- **Interface dataset entries**
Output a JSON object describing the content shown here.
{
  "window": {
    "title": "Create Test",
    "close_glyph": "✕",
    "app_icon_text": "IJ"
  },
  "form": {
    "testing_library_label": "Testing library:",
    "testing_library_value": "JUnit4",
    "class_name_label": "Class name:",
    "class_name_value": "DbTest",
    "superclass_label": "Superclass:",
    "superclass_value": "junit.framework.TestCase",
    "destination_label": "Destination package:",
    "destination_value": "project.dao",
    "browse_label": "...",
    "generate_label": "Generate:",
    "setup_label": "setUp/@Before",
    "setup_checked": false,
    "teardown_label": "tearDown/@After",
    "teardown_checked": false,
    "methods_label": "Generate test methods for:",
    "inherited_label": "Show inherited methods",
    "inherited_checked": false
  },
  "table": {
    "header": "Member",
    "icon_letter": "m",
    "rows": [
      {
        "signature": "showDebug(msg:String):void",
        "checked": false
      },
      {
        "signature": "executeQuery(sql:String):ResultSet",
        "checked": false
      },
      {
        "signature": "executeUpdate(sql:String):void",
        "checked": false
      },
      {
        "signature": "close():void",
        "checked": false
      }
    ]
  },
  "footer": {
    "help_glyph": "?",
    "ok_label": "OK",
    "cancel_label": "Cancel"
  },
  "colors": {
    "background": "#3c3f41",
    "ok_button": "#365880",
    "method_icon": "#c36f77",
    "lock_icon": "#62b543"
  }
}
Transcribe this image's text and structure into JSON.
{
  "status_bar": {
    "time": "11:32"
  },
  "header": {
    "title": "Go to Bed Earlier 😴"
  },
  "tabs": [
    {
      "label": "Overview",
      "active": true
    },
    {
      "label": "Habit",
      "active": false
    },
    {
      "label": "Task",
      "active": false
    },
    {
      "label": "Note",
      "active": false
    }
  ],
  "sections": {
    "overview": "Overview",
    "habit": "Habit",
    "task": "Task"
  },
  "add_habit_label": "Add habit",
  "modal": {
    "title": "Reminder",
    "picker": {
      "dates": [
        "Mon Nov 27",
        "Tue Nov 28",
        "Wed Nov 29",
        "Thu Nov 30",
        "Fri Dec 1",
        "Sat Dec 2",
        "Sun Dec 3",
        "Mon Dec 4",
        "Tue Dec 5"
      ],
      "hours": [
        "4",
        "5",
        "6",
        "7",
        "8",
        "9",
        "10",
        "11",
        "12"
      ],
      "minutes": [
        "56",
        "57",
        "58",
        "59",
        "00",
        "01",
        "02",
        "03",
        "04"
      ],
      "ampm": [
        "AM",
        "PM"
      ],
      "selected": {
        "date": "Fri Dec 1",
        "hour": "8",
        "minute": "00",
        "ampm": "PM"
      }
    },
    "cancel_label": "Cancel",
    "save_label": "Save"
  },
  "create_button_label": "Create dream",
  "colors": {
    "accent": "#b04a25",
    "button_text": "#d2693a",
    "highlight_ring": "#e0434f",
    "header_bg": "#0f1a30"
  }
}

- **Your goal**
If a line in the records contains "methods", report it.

- **Answer to the problem**
    "methods_label": "Generate test methods for:",
    "inherited_label": "Show inherited methods",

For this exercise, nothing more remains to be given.